As you've surely heard by now, J.J. Abrams's Star Trek reboot rode a wave of critical acclaim and positive tweets to the top of the box office this weekend, beaming $76.5 million into Paramount's coffers and making the franchise safe for non-geeks. It overcame Trekkie quibbling to break The Dark Knight's record for the best weekend in IMAX history ($8.3 million on 138 screens) and, thanks to the amount by which ticket prices have increased over the past 23 years, it had no trouble more than doubling the Trek series' previous biggest opening (for 1986's Star Trek IV: The Voyage Home, which made $30.7 million in three days). It was also, we suppose, the largest-ever three-day take for a movie featuring Tyler Perry in an acting role.

But is this really that impressive? Admittedly, Star Trek was not the next Watchmen.

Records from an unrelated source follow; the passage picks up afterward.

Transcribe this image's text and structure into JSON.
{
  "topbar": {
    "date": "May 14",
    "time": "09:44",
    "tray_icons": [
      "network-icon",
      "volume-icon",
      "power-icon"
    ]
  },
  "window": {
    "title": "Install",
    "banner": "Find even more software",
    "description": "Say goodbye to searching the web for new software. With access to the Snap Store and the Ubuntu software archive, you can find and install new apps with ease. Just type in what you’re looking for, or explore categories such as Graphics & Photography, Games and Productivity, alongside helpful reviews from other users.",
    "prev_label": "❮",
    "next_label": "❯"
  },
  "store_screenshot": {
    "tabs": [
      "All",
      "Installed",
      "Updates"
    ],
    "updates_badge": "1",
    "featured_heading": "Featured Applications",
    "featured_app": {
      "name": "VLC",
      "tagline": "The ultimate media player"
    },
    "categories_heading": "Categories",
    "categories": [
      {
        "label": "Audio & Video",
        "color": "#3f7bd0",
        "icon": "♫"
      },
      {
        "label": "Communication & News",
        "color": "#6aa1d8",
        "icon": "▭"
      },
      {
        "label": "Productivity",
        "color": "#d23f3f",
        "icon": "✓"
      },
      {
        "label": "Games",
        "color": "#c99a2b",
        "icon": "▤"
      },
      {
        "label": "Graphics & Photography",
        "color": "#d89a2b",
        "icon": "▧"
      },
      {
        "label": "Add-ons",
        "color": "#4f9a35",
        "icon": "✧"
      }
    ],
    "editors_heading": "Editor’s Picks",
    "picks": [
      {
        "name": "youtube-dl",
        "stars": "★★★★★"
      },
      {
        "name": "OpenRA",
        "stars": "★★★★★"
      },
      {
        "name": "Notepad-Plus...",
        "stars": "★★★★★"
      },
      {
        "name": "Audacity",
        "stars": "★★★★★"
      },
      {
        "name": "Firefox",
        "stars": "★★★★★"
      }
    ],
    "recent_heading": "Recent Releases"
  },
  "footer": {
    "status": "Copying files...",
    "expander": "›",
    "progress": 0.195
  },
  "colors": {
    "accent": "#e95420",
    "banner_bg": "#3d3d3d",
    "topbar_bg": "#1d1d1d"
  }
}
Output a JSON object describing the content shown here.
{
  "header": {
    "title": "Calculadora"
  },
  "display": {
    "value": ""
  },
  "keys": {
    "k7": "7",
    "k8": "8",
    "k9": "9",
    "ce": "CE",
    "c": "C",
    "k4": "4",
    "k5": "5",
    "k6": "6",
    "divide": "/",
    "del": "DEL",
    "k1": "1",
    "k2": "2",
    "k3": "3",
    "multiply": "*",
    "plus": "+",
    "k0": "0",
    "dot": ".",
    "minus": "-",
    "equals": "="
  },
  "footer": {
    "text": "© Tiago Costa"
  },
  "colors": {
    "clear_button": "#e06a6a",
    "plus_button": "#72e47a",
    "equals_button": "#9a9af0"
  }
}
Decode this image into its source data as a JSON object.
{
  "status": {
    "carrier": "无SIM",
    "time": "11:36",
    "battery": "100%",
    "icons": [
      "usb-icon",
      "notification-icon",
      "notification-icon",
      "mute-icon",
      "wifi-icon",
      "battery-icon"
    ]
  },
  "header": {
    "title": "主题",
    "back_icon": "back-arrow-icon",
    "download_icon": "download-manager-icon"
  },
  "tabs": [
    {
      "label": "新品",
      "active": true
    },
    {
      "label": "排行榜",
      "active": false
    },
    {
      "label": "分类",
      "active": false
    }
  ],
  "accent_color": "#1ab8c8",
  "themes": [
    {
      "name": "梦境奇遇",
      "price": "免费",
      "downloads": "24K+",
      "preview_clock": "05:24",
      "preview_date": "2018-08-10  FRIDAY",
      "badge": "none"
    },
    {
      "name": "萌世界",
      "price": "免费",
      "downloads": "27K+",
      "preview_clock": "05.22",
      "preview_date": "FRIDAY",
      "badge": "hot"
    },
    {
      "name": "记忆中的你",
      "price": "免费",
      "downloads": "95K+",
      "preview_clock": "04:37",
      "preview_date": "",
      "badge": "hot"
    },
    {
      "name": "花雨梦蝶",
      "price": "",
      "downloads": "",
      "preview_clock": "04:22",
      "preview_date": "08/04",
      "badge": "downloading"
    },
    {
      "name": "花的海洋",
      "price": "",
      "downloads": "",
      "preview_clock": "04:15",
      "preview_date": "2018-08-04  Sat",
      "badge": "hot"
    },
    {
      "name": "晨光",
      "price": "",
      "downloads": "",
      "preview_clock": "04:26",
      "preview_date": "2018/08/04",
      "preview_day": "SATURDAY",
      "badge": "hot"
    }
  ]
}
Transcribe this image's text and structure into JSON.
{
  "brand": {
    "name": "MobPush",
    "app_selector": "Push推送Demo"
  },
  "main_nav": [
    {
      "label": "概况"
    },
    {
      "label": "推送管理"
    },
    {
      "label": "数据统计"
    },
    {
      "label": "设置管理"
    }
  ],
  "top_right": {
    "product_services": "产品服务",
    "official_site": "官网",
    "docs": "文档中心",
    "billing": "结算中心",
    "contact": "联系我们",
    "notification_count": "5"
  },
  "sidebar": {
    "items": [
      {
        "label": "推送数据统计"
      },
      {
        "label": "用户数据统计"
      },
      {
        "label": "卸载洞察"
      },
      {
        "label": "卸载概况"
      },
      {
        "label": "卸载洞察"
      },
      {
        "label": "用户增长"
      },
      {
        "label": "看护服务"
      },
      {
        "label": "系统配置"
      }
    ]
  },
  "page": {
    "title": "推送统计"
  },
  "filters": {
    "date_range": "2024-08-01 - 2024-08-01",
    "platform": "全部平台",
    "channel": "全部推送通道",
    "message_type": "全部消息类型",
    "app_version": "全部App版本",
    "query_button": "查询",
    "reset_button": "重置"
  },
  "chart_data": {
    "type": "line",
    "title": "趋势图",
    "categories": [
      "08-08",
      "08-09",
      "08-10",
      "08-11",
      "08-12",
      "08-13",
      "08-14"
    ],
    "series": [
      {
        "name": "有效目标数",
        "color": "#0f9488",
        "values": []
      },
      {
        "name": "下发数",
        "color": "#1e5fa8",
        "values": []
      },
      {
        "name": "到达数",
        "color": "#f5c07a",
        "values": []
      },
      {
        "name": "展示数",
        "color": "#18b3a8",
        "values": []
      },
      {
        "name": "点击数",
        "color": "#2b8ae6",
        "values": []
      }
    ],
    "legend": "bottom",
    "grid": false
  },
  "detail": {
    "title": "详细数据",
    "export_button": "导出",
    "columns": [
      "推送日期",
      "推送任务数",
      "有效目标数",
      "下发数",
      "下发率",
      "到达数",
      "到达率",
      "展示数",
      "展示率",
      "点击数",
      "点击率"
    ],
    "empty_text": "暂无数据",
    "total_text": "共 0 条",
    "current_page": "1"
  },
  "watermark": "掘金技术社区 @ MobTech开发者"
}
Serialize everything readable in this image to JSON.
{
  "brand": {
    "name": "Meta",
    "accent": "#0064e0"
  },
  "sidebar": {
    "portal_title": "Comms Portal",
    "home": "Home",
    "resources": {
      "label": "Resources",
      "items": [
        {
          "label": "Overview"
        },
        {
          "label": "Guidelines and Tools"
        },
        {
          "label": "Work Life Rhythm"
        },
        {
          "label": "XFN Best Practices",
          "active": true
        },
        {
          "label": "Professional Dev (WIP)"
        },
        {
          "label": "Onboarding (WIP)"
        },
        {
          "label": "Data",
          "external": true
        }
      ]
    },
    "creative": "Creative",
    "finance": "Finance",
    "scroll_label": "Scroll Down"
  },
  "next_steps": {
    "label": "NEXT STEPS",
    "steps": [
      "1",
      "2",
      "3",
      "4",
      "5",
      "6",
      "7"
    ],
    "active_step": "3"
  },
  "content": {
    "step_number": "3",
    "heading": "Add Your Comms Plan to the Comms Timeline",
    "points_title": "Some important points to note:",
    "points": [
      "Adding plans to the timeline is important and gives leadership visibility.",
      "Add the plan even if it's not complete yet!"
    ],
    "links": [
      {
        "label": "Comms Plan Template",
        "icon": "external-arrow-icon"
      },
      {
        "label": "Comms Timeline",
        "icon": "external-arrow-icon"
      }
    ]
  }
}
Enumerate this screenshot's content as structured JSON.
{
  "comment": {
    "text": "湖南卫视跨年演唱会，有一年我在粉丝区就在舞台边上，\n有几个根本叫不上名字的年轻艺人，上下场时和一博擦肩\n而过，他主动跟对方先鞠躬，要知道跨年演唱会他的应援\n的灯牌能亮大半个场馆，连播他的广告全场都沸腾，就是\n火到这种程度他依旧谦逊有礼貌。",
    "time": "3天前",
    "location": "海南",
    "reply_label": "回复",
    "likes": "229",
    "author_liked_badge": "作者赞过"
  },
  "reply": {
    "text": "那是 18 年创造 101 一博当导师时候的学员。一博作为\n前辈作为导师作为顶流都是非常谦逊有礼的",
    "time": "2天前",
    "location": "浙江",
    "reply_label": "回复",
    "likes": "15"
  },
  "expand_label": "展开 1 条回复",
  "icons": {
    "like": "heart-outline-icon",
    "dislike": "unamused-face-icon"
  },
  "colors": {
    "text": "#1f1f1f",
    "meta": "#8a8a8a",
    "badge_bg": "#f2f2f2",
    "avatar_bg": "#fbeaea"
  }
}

But just last weekend, the Jackman-powered X-Men Origins: Wolverine extracted $87 million from audiences who'd already seen the movie at home and were told they'd die of swine flu if they set foot in a multiplex. And a month ago, Fast and Furious — which cost way less to make and market than either Wolverine or Star Trek, and played on fewer screens — made off with $71 million in three days.

Hollywood number-comparer Paul Dergarabedian, citing the uptick in attendance from Friday to Saturday, says the movie will "show major 'legs' in the comings [sic] weeks with strong word-of-mouth propelling it well beyond the opening weekend." We hope he's right, since we thought it was awesome and we'd hate for the people who greenlight movies to think we liked it less than Wolverine.

'Star Trek’ Prospers by Brandon Gray [Box Office Mojo]
B.O. Analysis May 10: 'Star Trek' Beams Up Millions [Hollywood.com]
The Trouble With Quibbles [WP]